Entries from a dataset of interfaces:
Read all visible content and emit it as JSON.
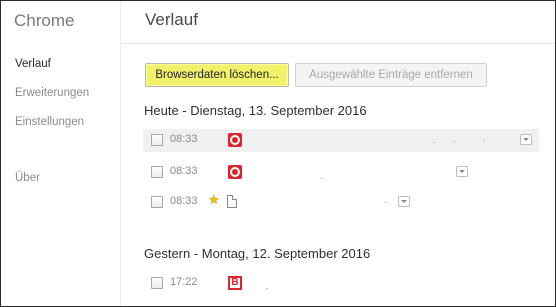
{
  "sidebar": {
    "title": "Chrome",
    "items": [
      {
        "label": "Verlauf"
      },
      {
        "label": "Erweiterungen"
      },
      {
        "label": "Einstellungen"
      },
      {
        "label": "Über"
      }
    ]
  },
  "main": {
    "title": "Verlauf",
    "buttons": {
      "clear": "Browserdaten löschen...",
      "remove": "Ausgewählte Einträge entfernen"
    },
    "days": [
      {
        "header": "Heute - Dienstag, 13. September 2016",
        "entries": [
          {
            "time": "08:33",
            "icon": "red-ring-icon",
            "highlighted": true
          },
          {
            "time": "08:33",
            "icon": "red-ring-icon",
            "highlighted": false
          },
          {
            "time": "08:33",
            "icon": "page-icon",
            "starred": true,
            "highlighted": false
          }
        ]
      },
      {
        "header": "Gestern - Montag, 12. September 2016",
        "entries": [
          {
            "time": "17:22",
            "icon": "red-b-icon",
            "icon_letter": "B",
            "highlighted": false
          }
        ]
      }
    ]
  },
  "colors": {
    "accent_button": "#f2f26a",
    "favicon_red": "#d9252b",
    "star": "#e8c800"
  }
}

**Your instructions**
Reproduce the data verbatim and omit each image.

**Expected answer**
Read all visible content and emit it as JSON.
{
  "sidebar": {
    "title": "Chrome",
    "items": [
      {
        "label": "Verlauf"
      },
      {
        "label": "Erweiterungen"
      },
      {
        "label": "Einstellungen"
      },
      {
        "label": "Über"
      }
    ]
  },
  "main": {
    "title": "Verlauf",
    "buttons": {
      "clear": "Browserdaten löschen...",
      "remove": "Ausgewählte Einträge entfernen"
    },
    "days": [
      {
        "header": "Heute - Dienstag, 13. September 2016",
        "entries": [
          {
            "time": "08:33",
            "icon": "red-ring-icon",
            "highlighted": true
          },
          {
            "time": "08:33",
            "icon": "red-ring-icon",
            "highlighted": false
          },
          {
            "time": "08:33",
            "icon": "page-icon",
            "starred": true,
            "highlighted": false
          }
        ]
      },
      {
        "header": "Gestern - Montag, 12. September 2016",
        "entries": [
          {
            "time": "17:22",
            "icon": "red-b-icon",
            "icon_letter": "B",
            "highlighted": false
          }
        ]
      }
    ]
  },
  "colors": {
    "accent_button": "#f2f26a",
    "favicon_red": "#d9252b",
    "star": "#e8c800"
  }
}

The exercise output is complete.